There is much talk these days of emulating our hunter-gatherer ancestors in a bid to find solutions to the evolutionary mismatch we currently find ourselves in. The Paleo food movement is one such example and this approach is also gaining momentum in the movement/exercise world; barefoot running, minimalist footwear and MovNat classes being some examples.

Diving for spider crabs on the south west coast
Diving for spider crabs in the rocky shores of the South West.

To find our benchmark, perhaps we should look at how much exercise hunter-gatherers take. One recent study on the Hadza, a group of hunter-gatherers in northern Tanzania, showed that on average they performed just over 2 hours of moderate (55-69% Maximum Heart Rate) activity and 20 minutes vigorous (70-89% MHR) activity a day. Should we therefore go for a long walk or run followed by a short but intense workout every day and then call it quits? If we did we would miss out on the other often overlooked detail from this research, which was that the Hadza also averaged nearly 4 more hours of light physical activity every day. So that’s six hours of activity every single day. That is an incredible amount of movement to fit around work, childcare and everything else we have to fit into our modern lives. Talk about evolutionary mismatch!

But what if we could carve out one or two half days a week to go wild food harvesting? Yes, it’s not six hours a day, but it’s a start and who knows where it might take us in 5, 10, 30 years’ time. Perhaps it’s autumn and the chestnuts are lying plump on the ground. A few short forays during the week have identified the best places to gather with friends at the weekend.

Grasping a branch, connecting with nature: one of the benefits of harvesting wild foods

We head out as a small band carrying handmade baskets full of expectation. We goad each other into running, climbing, hiding as we make our way to the chestnut stand. Half an hours’ hard walk uphill leaves us panting and glowing. Spotting the spiky green balls of wild carbohydrate we stoop under branches and over brambles, perhaps momentarily transitioning to a crawl to reach a particularly succulent looking nut. Moving from squat, to kneeling, to standing we perform the perfect primal movement workout without even being conscious of it. This ‘movement workshop’ would cost a small fortune in some fully-glazed, timber-floored city gym and yet we’d still be left hungry for more ‘nutrition’.

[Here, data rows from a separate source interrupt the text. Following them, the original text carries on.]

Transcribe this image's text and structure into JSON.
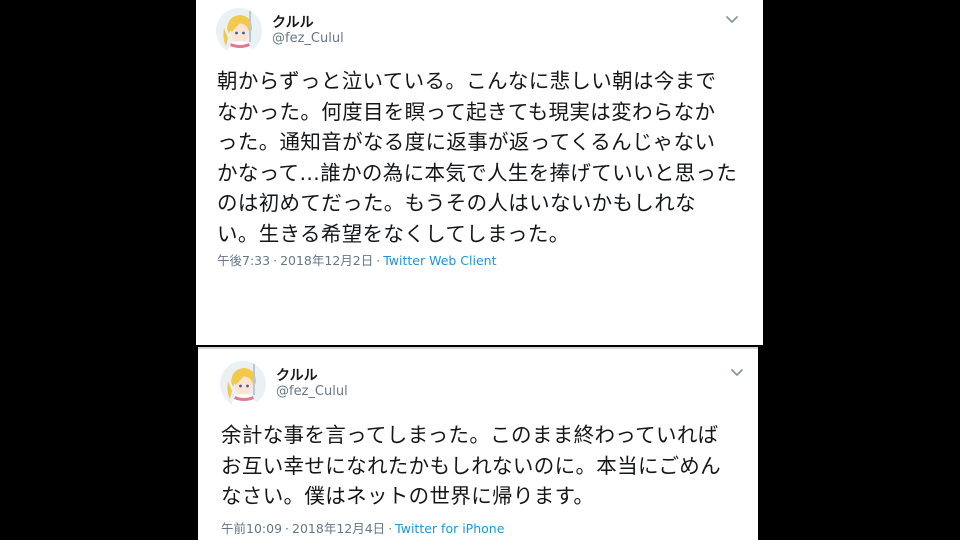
{
  "tweets": [
    {
      "display_name": "クルル",
      "handle": "@fez_Culul",
      "text_lines": [
        "朝からずっと泣いている。こんなに悲しい朝は今まで",
        "なかった。何度目を瞑って起きても現実は変わらなか",
        "った。通知音がなる度に返事が返ってくるんじゃない",
        "かなって…誰かの為に本気で人生を捧げていいと思った",
        "のは初めてだった。もうその人はいないかもしれな",
        "い。生きる希望をなくしてしまった。"
      ],
      "time": "午後7:33",
      "date": "2018年12月2日",
      "client": "Twitter Web Client"
    },
    {
      "display_name": "クルル",
      "handle": "@fez_Culul",
      "text_lines": [
        "余計な事を言ってしまった。このまま終わっていれば",
        "お互い幸せになれたかもしれないのに。本当にごめん",
        "なさい。僕はネットの世界に帰ります。"
      ],
      "time": "午前10:09",
      "date": "2018年12月4日",
      "client": "Twitter for iPhone"
    }
  ],
  "meta_separator": "·",
  "icons": {
    "avatar": "anime-character-avatar",
    "menu": "chevron-down-icon"
  },
  "colors": {
    "text": "#14171a",
    "secondary": "#657786",
    "link": "#1b95e0",
    "background": "#000000",
    "card": "#ffffff"
  }
}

Laughter and song fill our hearts as baskets fill with winter food. Spontaneously we start to throw the best and most succulent nuts we find into each others’ containers. It feels good, no further thought-construct needed. The land speaks to us through our bodies, moving us on when muscles start to ache, ensuring we leave plenty of food for the other inhabitants of this wood.

A snapped twig; eyes swivel to gaze at a startled roebuck. Later, mobbing jays alert us to an irritated tawny owl just trying to get some daytime rest. Senses alert, damp soil and musty leaves filling our nostrils and fingernails; mist clinging to our hair as it clings to the Old Man’s Beard (Usnea lichen) in the oaks.

Emily Fawcett gathers sweet chestnuts
Gathering sweet chestnuts

Even if our haul of chestnuts is just enough to roast one winter’s evening, our bodies already feel satiated by the movement nutrients we have imbibed. We have been fed mentally through the acts of searching, identifying, discussing and honing our skills and we are spiritually replete with a sense of gratitude for what the land provides and the container our band of gatherers creates.

So much of this journey is not about learning new hard skills (although we do a lot of that as well) but adopting practices that help us remember what has been forgotten. Practices that help us deconstruct our conditioned linear thinking so that we can lay down new neural pathways: ropes of connection; maps in the brain; maps in nature; “the body’s world which is really the Earth”. Many of these Ways are just over the horizon, out of sight but close enough to be rediscovered.


Emily Fawcett of the Old Way
About the author

Emily Fawcett is an experimental archaeologist with a recent MA in human-animal interactions in the Stone Age, primitive skills practitioner, tracker, musician and facilitator of various rites of passage and nature connection events. She is co-hosting the Old Way.